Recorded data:
============================================================

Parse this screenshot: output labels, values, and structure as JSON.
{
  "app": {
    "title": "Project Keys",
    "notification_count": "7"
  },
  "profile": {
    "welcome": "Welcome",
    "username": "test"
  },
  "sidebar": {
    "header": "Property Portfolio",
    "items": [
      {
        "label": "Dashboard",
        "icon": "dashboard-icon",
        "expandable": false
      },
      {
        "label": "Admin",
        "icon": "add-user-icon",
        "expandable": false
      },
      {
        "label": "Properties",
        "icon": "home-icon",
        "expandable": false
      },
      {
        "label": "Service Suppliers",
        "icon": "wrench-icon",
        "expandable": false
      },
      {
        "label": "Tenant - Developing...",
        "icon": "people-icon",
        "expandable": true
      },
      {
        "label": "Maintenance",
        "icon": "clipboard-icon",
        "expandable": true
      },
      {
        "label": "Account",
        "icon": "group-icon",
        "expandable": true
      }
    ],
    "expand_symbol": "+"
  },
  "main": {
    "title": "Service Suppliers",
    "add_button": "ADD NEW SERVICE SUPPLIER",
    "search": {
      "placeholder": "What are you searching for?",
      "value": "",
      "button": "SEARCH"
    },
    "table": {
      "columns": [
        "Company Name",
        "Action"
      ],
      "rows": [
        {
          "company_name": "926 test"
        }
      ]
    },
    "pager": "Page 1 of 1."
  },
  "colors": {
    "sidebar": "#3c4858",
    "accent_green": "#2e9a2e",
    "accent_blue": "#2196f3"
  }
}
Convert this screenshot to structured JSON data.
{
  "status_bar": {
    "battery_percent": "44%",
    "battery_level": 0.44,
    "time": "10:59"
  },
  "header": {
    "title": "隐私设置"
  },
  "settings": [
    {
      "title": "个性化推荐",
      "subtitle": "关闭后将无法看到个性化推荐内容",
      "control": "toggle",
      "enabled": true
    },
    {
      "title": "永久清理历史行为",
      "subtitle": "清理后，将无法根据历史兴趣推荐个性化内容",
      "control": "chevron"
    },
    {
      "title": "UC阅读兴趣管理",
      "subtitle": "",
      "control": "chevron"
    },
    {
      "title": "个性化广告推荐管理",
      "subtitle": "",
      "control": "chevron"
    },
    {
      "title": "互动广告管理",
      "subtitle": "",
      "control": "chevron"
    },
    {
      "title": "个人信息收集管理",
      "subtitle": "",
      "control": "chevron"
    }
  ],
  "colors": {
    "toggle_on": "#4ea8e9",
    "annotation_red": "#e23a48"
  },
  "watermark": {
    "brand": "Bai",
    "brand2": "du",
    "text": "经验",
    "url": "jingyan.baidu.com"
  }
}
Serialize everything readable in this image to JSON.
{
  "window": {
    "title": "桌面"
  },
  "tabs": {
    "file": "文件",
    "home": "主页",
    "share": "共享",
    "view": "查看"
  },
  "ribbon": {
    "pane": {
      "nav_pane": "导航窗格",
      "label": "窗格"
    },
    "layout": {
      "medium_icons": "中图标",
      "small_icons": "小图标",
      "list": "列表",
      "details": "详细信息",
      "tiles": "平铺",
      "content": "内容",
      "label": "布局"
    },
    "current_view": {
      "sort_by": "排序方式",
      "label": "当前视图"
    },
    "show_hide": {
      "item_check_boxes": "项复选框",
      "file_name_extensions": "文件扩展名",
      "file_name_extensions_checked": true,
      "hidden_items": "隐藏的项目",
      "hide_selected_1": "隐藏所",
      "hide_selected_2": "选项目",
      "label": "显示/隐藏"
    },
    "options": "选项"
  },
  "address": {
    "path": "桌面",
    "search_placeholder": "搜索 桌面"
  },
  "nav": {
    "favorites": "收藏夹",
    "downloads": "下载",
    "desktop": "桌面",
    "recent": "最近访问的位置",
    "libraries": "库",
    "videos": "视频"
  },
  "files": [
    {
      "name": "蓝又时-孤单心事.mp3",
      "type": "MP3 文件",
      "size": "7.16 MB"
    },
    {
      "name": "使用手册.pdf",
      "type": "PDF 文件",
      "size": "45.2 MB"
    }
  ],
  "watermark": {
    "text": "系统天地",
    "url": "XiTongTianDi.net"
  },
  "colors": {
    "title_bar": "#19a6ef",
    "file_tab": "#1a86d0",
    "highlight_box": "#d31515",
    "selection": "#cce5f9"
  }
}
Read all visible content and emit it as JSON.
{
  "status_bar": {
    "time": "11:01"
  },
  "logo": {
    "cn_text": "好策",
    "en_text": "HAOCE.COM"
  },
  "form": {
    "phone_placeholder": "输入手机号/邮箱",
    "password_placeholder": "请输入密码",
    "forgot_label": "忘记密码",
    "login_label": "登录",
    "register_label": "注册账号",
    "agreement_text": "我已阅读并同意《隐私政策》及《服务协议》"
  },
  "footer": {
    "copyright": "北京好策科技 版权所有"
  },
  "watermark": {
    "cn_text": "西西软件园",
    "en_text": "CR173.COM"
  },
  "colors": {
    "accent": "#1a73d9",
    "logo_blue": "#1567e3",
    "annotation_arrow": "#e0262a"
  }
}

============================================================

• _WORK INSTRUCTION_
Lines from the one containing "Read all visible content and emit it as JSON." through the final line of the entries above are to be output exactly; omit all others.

• _ANSWER BOX_
Read all visible content and emit it as JSON.
{
  "status_bar": {
    "time": "11:01"
  },
  "logo": {
    "cn_text": "好策",
    "en_text": "HAOCE.COM"
  },
  "form": {
    "phone_placeholder": "输入手机号/邮箱",
    "password_placeholder": "请输入密码",
    "forgot_label": "忘记密码",
    "login_label": "登录",
    "register_label": "注册账号",
    "agreement_text": "我已阅读并同意《隐私政策》及《服务协议》"
  },
  "footer": {
    "copyright": "北京好策科技 版权所有"
  },
  "watermark": {
    "cn_text": "西西软件园",
    "en_text": "CR173.COM"
  },
  "colors": {
    "accent": "#1a73d9",
    "logo_blue": "#1567e3",
    "annotation_arrow": "#e0262a"
  }
}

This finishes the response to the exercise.